Out of the gate with the Gurkha Trienta Toro, there was more dried citrus, cedar, and earth present. This was joined by notes of natural tobacco and black pepper. Early on the earth and natural tobacco moved into the forefront. The dried citrus was a close secondary note and the cedar and black pepper were more distant. There was a subtle layer of black pepper present.
During the second third of the Gurkha Trienta Toro, the natural tobacco notes got more robust and took over as the sole primary note. The earth notes settled in the background with the cedar, black pepper, and dried citrus notes. The dried citrus diminished and there was a gradual increase of the black pepper.
The final third saw the black pepper continue to gradually increase, but not make it into the forefront. The natural tobacco notes remained in control. The earth notes slightly increased and the cedar and dried citrus were more distant. This is the way the Gurkha Trienta Toro came to a close. The resulting nub was soft to the touch and cool in temperature.
There were five samples of the Gurkha Trienta Toro tested. Each was stored under optimal humidity and temperature, yet with each of the samples at one point or another, there was cracking in the wrapper. Two samples had severe cracking once lit, and had to be discarded. The other three cigars had minor cracking and I was able to smoke through them, but it did make for a high maintenance burn with plenty of unevenness.
The resulting ash had a salt and pepper color. This was somewhat of a loose ash.
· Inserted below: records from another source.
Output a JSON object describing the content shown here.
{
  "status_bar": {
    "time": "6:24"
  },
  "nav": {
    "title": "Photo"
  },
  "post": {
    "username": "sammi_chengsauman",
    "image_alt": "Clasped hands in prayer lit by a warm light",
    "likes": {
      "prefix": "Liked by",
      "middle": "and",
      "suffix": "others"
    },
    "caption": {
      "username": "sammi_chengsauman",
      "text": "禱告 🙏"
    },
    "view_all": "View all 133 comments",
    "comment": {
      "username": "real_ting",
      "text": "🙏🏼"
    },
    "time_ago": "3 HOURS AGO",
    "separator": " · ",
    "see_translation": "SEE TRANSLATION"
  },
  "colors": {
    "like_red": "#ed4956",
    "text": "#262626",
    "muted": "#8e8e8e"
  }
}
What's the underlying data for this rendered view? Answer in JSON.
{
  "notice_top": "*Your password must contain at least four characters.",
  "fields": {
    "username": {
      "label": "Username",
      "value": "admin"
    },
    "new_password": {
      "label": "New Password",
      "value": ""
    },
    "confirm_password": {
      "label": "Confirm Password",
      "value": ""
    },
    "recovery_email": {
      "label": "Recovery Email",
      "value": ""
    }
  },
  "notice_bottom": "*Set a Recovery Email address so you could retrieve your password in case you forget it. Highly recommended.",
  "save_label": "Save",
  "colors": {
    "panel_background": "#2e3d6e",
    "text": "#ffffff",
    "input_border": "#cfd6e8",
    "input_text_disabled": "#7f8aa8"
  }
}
The burn rate and burn temperature still remained ideal.
There was some inconsistency on the three samples smoked. The draw was on the open side, but not loose. In the end, deriving the flavors from this cigar was not much a problem.
Strength and Body
The Gurkha Treinta Toro started out as a mild to medium cigar in terms of both strength and body. There was a gradual increase and by the 2/5 mark, both the strength and body progressed to medium. By the midway point, the strength and body leveled off and remained constant for the second half. In terms of strength versus body, both attributes balanced each other nicely with neither attribute overshadowing the other.
There was a paradox with this cigar. The construction and burn issues were prominent, but on the other hand, flavorwise this was one of the more enjoyable cigars I have had from TABSA with a Habano wrapper. When it comes to flavor, I’ve been less of a fan of the Habano blends out of TABSA, but this one was surprisingly good. However, the construction issues couldn’t be ignored here. Cigars are a handmade item, so it’s possible there was a problem with the batch I smoked. It’s a cigar I will explore again, but for now, this might be one you want to try before making a purchase.
Key Flavors: Natural Tobacco, Earth, Dried Fruit, Cedar, Black Pepper
Draw: Very Good
Strength: Mild to Medium (1st 2/5), Medium (Remainder)
Body: Mild to Medium (1st 2/5), Medium (Remainder)
Value: Try a Sample
Photo Credits: Cigar Coop, except where noted.